Sydney-based finance journalist Jessica Yun spoke to Kim Kiyosaki via zoom, asking her why she wrote her book, “Rich Woman: A Book on Investing for Women”, which was published 15 years ago.
Kim has been a passionate advocate for women’s financial independence for years and told Yun that when she spoke around the world to audiences, she’d always end up having many women approach her with questions.
“I would get up on stage, and I would speak to the women,” Kiyosaki said. “It didn’t matter where I was, at the end of the talk, I was always surrounded by women. They had the same issues. We are not expected to know a lot about money. We’ve been trained to allow someone else to take care of us financially.”
The 73-year old businesswoman shared three top tips for women: which she details in her book.
“Number one, don’t depend on someone else,” she said. “Don’t turn yourself blindly to a financial advisor. Learn how to grow your wealth.”
“Number two, anybody can do this. There’s this myth that women aren’t good with money. We’re not good with numbers — that’s a lie. I had no expertise when I started. And look at me now.”
“Finally, treat your money like it was a business. If women started treating their money as a business, and learn the language of money; liability, excess etc. then we’d be great at it.”
Small change can get you started
Sharon Connolly, an eToro Popular Investor, explained to audiences the ease by which she began her investment journey.
“I started off with a $20 voucher for eToro, a trading platform. Then I got calls from the company telling me that people were following me on the platform. You realise that some people are interested in what you’re doing, even if you don’t know what you’re doing.”
Connolly was soon getting 40 to 50 percent, even 100 percent returns. How did she do it?
“I asked myself what do I know about? What do I use? At that time, I was using Facebook so I started off with that.”
Connolly said starting is easy. “You just set up a profile and you can be trading within the day. You can start small. You can add little increments. Just start. Just get going.”
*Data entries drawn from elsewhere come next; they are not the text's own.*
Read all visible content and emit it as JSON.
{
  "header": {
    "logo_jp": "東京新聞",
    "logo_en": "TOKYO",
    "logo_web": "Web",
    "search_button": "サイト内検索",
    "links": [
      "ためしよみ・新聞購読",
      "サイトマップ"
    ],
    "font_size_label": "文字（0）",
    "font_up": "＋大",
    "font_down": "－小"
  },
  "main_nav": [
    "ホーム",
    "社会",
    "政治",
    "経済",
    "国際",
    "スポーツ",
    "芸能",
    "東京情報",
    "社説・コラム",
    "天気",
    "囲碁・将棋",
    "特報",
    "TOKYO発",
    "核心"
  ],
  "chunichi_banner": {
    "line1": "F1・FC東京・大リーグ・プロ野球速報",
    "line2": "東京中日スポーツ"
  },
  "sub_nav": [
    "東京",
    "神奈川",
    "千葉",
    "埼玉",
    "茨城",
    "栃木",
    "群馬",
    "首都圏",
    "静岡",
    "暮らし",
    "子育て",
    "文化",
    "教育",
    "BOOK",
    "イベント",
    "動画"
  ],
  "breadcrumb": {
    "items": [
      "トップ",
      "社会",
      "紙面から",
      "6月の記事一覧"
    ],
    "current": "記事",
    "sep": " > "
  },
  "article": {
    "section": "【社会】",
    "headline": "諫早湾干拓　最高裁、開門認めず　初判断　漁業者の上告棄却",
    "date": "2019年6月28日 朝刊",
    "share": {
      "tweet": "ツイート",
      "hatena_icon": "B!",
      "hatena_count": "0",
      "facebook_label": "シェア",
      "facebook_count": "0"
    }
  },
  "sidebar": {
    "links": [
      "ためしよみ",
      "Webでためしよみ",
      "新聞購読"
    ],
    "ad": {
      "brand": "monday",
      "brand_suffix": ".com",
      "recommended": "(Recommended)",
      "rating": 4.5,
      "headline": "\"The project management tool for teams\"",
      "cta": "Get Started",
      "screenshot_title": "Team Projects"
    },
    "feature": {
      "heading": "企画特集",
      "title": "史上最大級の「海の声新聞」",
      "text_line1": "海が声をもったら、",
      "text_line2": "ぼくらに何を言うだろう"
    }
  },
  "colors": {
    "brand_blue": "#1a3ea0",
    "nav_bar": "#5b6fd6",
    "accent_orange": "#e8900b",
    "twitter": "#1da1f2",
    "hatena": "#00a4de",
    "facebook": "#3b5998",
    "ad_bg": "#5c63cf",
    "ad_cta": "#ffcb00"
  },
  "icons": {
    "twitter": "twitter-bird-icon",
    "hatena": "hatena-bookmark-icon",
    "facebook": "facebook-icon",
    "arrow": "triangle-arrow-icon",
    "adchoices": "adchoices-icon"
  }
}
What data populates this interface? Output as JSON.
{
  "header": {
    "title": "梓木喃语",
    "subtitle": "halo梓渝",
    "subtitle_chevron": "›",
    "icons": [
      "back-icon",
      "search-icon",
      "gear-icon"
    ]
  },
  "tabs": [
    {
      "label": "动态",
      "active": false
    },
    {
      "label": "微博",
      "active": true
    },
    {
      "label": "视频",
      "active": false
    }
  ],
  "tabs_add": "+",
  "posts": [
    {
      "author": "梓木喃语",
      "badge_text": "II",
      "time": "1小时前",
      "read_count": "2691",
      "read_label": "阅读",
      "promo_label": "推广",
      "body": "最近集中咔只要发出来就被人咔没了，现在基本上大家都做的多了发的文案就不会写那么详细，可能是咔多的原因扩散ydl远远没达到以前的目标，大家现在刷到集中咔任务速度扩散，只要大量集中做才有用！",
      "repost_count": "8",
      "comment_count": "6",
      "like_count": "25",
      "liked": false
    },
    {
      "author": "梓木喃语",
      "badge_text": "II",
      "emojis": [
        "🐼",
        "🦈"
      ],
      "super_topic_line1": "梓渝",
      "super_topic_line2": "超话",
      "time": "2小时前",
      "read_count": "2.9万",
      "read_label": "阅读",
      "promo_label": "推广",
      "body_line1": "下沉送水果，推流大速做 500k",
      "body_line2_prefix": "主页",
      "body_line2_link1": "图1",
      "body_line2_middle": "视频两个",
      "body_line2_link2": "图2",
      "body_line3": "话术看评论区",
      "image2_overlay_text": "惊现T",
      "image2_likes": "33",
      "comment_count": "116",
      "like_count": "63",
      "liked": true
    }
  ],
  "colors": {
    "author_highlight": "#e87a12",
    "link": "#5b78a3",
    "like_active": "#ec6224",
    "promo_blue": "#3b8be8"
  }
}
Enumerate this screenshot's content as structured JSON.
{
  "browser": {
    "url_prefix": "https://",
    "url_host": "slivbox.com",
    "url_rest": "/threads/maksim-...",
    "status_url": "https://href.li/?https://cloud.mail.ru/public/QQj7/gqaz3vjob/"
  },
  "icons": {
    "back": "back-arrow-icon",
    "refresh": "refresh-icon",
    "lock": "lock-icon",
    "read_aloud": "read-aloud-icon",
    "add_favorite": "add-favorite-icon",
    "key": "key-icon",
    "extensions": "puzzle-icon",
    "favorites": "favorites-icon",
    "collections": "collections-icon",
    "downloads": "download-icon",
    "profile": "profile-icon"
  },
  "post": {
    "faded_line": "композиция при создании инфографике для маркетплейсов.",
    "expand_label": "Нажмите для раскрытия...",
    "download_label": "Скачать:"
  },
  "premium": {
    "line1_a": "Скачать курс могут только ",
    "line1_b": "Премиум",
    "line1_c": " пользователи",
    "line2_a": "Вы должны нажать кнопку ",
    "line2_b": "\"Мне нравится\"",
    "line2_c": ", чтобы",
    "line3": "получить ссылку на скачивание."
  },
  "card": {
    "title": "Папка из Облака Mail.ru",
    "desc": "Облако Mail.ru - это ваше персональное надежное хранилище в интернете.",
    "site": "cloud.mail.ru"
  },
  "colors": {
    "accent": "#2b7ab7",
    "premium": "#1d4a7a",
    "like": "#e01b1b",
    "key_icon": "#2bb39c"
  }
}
Appreciate the compound
Later, Finance journalist at Yahoo, Lucy Dean, moderated a panel discussion with Chief Investment Officer at Burman Invest, Julia Lee and Managing Director of Fidelity Australia Alva Devoy.
“We have to educate women on where they’re actually starting from,” Devoy explained. “Women retire with much less than men. We tend to be more risk-averse. We need to de-risk investment. Men are performance orientated. Whereas women are goal- orientated. We’ve got to change how we help women invest and demystify the language around investment.”
Julia Lee agreed. “The key is to get started,” she said. “Building wealth, you’ve got this huge concept of compound. You can see that as you spend more time your money grows. You can make regular contributions. Chuck in 100 dollars a month and over 50 years, that’s worth over 1.3 million. Start as soon as you can. Do it regularly. The key is the amount of time you spend in investment is a powerful way to build health.”
“Decide on what to invest in: all the companies around you are on the market. Try to find an edge. Investment is all about doing something where you’re doing more than the next person. Look into life, and work out where all the trends are.”
Take the time machine test
Lee also has a mental strategy she uses to help her decide on what to invest.
“I try this strategy of putting myself in a time travel machine,” she explained. “I ask myself What do I wish Julia invested in two years ago?”
“Work out how things are moving. For me, most things move in cycles. For example, we’re just about to travel again in the next year or so. Once people are confident enough, it’ll be like a coiled spring. We’ll be taking holidays. I think the world will be growing. Central banks will be spending money. They’ll be building highways, buildings, infrastructures. Look at those trends. Oil consumption has been down, but once travel normalises, it’ll shoot up.”
“There are some trends I haven’t done so well. I thought aged care would do well, more than 10 years ago — but it’s been an absolute disaster. That time machine helps me encapsulate more confidence.”